Widespread diagnostic and serological (antibody) testing is one key to mitigating the COVID-19 pandemic. While at first, the majority of COVID-19 diagnostic testing in the USA took place in healthcare settings, quickly a direct-to-consumer (DTC) testing market also emerged. In these DTC provision models, the test is initiated by a consumer and the sample collection occurs at home or in a commercial laboratory. Although the provision of DTC tests has potential benefits—such as expanding access to testing and reducing the risk of exposure for consumers and medical personnel—it also raises significant ethical and regulatory concerns. This article reviews these challenges and shows how they parallel and also diverge from prior concerns raised in the DTC health testing arena. The first part of this paper provides an overview of the landscape of diagnostic and serological tests for COVID-19, anticipating how provision models are likely to evolve in the future. The second part discusses five primary issues for DTC COVID-19 tests: test accuracy; potential misinterpretation of results; misleading claims and other misinformation; privacy concerns; and fair allocation of scarce resources.
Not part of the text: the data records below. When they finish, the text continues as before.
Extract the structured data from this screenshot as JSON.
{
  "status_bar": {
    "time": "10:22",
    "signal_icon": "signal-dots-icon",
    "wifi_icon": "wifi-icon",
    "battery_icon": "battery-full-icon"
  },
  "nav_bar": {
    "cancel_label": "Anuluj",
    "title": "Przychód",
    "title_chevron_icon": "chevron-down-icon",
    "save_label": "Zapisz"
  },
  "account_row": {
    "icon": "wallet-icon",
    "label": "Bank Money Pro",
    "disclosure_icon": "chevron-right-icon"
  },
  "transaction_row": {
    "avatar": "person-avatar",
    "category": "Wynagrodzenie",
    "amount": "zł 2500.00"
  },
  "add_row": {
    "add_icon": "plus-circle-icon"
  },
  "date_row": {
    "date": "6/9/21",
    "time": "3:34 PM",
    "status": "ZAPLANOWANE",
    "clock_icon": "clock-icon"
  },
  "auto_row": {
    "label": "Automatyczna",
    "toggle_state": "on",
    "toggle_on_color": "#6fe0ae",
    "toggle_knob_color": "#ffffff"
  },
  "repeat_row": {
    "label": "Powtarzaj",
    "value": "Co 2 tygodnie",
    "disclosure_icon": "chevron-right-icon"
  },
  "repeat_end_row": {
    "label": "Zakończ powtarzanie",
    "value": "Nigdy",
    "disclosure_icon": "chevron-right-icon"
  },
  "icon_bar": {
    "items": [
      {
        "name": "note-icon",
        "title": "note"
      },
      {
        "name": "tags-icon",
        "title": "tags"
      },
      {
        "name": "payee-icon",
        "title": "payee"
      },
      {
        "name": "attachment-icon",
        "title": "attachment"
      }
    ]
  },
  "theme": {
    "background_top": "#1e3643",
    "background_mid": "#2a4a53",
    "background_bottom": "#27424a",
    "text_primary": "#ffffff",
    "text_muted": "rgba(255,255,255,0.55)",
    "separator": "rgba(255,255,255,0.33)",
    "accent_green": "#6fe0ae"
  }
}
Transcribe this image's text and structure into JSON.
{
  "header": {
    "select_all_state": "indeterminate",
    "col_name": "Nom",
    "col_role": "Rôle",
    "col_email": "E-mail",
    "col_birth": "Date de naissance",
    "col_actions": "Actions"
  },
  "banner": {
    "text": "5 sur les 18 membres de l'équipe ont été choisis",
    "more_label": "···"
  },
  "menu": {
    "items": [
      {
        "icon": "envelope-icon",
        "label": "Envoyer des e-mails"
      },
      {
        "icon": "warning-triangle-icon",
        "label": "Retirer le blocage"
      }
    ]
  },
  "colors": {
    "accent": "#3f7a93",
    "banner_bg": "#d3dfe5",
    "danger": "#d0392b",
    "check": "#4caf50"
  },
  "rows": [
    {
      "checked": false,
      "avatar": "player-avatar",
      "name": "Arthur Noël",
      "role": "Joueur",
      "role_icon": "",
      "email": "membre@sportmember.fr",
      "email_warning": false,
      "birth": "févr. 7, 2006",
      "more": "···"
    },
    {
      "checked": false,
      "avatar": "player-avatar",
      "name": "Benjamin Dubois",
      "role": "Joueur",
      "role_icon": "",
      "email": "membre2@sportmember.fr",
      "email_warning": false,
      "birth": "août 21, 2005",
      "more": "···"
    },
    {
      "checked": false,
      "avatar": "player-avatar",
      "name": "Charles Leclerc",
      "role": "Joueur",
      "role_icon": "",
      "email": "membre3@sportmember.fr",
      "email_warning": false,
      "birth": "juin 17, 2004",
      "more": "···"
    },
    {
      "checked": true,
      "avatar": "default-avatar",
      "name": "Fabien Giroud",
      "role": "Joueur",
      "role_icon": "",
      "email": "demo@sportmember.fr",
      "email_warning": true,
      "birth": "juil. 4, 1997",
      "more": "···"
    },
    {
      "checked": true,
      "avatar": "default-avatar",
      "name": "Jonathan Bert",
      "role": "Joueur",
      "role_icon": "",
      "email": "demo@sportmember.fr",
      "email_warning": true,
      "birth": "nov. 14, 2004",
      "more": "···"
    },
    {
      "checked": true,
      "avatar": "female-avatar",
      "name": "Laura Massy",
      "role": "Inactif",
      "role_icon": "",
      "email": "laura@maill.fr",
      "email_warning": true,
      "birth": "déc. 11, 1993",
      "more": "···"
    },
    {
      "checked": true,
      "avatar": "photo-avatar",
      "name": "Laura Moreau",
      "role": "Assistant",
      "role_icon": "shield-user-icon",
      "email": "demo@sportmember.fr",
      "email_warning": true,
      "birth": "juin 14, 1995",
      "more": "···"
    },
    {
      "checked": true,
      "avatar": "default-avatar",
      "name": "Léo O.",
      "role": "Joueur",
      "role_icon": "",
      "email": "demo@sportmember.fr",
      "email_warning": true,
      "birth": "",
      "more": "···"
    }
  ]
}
We conclude with recommendations for regulators and companies that aim to ensure ethically marketed DTC COVID-19 tests.